In most cases, debtors will still be responsible for their tax debts even after filing for bankruptcy. But in certain circumstances, however, bankruptcy law enables the discharge of specific tax debts. With chapter 7 bankruptcies, debtors can discharge certain debts, including medical bills, credit card debt, and federal tax debt. While with a chapter 13 bankruptcy, you’ll enter into a repayment plan for your debts.
How does a debtor qualify for a discharge?
Whether or not your tax debt could be discharged would depend on the kind of bankruptcy you want to file for, the kind of tax, if you filed for a tax return, and how old your tax debt is. Due to this, it’s best that you discuss your case with an experienced bankruptcy attorney in Salt Lake City before you even do anything. Generally speaking. However, your federal income taxes can be discharged in a chapter 7 bankruptcy if you can meet the conditions below:
- You want to discharge income taxes. Penalties and payroll taxes for fraud aren’t dischargeable.
- Your tax liability is due to a tax return originally due three years prior to you filing for bankruptcy.
- You filed a legitimate and timely tax return prior to filing for bankruptcy.
- You didn’t commit tax fraud, and your tax return did not contain any false information.
- You didn’t commit tax evasion intentionally.
Possible actions that might be considered as evasive include not putting your real name, changing your name’s spelling, putting a false Social Security number, not paying your taxes repeatedly, withdrawing money from your bank and then hiding it, and filing an incomplete or black tax return.
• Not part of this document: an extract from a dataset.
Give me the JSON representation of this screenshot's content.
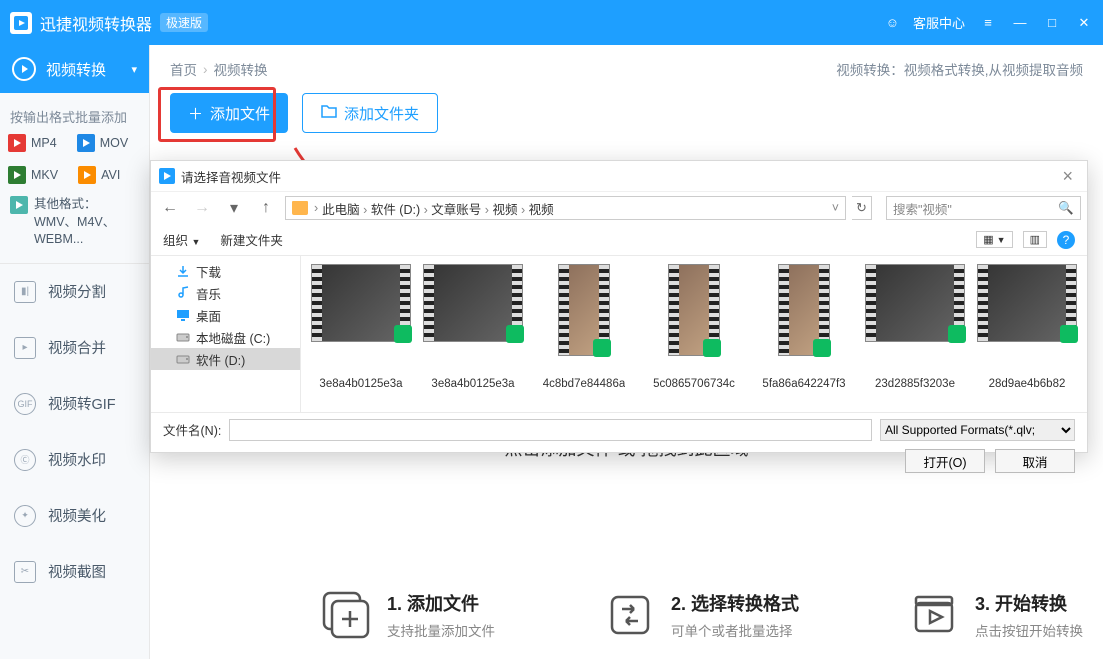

You are eligible for discharge according to the “240-day rule.” This means that your tax debt was evaluated by the IRS 240 days prior to your bankruptcy filing and in the event that the IRS stopped the collection during negotiations, it might likewise extend the applicable date.
Dischargeable penalties for taxes can likewise be discharged. Once your tax debt has been discharged, you’ll no longer be liable for paying your taxes. The IRS won’t also garnish your bank accounts or wages.
What happens to federal tax liens during bankruptcy?
Even if your tax debt has been discharged under chapter 7, in the event that there’s a federal tax lien on your property before you filed for bankruptcy, the tax lien will still remain. This means that you would need to pay off the tax lien if you want to sell your property.
Which tax debts can’t be discharged?
These kinds of tax debts can’t be discharged in a chapter 7 bankruptcy:
- Trust fund taxes
- Tax debts due to unfiled returns
- Withholding taxes that your employer withheld from your paycheck
- Tax debt penalties that the IRS deems not dischargeable
Fortunately, if your tax debt isn’t dischargeable under chapter 7 bankruptcy, you can negotiate with the IRS. You can either offer a compromise that will lead to settling your tax debt but at an amount lower than what you originally owe or enter into an installment plan. Talk to a local bankruptcy attorney to determine the best option for your specific case.